(What you should do) Using the material below, state how many of its lines contain the string "JSON", with no other words.

[Records for this exercise Boundary: Start]

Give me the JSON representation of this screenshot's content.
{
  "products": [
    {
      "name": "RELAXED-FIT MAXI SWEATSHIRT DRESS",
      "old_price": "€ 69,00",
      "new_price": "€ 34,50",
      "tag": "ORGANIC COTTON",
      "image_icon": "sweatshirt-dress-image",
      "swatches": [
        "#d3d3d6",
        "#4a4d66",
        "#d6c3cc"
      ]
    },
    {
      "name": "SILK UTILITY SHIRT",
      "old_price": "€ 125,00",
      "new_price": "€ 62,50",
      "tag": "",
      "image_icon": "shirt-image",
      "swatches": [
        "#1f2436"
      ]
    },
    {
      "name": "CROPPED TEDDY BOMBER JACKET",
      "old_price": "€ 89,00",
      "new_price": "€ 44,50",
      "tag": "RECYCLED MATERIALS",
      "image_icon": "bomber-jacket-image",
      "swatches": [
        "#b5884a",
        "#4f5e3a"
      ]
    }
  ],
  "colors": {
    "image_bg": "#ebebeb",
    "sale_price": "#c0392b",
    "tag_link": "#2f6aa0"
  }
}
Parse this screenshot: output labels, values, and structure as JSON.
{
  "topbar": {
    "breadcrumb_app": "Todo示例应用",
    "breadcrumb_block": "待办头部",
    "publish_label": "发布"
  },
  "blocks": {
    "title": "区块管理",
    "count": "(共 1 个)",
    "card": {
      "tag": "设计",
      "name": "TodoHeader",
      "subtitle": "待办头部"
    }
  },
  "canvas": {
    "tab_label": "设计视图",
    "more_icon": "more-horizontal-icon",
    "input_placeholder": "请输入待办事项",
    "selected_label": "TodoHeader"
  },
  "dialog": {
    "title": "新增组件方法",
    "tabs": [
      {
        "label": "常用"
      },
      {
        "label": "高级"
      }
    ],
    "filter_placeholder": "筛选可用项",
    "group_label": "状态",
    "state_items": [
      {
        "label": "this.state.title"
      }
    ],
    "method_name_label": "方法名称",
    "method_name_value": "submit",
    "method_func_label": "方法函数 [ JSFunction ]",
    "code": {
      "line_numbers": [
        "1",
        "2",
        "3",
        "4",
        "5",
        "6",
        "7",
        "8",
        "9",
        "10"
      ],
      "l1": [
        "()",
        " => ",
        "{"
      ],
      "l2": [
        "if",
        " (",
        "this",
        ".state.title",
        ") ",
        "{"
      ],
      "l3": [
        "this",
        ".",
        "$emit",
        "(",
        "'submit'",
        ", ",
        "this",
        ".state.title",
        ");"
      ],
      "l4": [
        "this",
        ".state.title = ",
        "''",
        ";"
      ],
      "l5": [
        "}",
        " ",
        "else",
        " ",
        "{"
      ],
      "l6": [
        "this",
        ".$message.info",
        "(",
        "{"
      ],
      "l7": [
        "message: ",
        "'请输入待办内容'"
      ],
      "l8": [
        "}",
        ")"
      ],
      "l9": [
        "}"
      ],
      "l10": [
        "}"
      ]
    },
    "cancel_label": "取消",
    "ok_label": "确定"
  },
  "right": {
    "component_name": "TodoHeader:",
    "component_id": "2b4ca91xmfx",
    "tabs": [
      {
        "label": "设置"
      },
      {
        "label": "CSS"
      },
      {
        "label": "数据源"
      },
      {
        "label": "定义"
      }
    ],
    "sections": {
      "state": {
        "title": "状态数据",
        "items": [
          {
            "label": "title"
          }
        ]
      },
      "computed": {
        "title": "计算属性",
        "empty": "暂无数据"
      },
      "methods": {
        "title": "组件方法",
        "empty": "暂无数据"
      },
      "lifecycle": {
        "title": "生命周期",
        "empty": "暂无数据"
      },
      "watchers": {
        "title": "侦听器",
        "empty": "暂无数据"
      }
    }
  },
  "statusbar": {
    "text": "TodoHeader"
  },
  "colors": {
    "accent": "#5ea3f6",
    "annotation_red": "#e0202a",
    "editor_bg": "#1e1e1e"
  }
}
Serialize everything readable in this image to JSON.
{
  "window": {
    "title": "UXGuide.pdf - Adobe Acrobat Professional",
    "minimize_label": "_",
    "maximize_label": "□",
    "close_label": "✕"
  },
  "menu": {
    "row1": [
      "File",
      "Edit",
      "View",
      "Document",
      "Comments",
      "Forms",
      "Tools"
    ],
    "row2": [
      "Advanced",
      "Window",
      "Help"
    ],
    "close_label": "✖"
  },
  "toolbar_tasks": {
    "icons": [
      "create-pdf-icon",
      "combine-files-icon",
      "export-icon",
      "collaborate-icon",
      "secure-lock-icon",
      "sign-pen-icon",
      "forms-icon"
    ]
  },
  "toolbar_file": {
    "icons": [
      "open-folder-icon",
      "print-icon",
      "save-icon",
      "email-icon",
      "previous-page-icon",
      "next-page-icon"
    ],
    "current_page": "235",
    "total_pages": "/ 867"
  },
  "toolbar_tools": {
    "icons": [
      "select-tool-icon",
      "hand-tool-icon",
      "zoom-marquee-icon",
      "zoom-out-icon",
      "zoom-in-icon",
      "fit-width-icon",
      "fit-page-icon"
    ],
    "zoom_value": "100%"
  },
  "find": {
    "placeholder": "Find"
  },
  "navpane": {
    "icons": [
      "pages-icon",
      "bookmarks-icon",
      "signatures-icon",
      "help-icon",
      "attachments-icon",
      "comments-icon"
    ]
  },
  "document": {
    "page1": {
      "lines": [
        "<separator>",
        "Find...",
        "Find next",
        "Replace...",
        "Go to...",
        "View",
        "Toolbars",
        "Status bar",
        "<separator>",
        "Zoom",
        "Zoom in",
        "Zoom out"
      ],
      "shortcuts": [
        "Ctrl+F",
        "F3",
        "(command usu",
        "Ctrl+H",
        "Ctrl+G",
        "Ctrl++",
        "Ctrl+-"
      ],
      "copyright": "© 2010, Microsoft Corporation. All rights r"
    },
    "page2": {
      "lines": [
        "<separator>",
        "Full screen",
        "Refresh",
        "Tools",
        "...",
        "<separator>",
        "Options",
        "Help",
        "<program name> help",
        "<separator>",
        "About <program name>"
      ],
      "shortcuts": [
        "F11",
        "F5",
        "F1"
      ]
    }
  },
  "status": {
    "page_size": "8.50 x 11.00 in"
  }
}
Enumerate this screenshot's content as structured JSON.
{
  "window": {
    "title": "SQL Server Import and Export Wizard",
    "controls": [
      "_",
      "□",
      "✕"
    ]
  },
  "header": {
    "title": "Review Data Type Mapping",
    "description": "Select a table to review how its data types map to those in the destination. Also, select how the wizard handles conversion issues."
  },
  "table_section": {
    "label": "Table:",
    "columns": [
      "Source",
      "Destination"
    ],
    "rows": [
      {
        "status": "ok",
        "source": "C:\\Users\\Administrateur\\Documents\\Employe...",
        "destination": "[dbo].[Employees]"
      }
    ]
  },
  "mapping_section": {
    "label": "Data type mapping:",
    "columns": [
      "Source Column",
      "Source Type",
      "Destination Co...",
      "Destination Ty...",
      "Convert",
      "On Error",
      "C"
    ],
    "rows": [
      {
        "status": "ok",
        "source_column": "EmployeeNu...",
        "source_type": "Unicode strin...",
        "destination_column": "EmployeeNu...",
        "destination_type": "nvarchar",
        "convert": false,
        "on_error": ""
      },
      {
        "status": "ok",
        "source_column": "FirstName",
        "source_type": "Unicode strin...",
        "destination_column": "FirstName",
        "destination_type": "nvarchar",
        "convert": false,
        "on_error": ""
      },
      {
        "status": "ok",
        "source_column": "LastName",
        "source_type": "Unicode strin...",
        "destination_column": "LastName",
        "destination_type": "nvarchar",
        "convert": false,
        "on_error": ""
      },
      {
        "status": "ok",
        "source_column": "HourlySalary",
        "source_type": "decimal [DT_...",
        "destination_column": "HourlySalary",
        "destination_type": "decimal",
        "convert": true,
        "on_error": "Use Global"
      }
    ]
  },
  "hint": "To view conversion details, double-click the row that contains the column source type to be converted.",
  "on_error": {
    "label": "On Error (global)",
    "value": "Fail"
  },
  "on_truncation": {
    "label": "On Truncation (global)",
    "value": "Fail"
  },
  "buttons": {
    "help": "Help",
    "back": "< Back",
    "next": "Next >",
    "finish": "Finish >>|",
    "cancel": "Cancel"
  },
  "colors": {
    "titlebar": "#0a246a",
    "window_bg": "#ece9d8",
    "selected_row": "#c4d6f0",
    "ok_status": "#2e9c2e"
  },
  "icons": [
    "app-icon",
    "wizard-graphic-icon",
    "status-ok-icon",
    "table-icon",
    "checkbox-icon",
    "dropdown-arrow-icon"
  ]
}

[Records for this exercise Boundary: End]

(Exercise solution) 4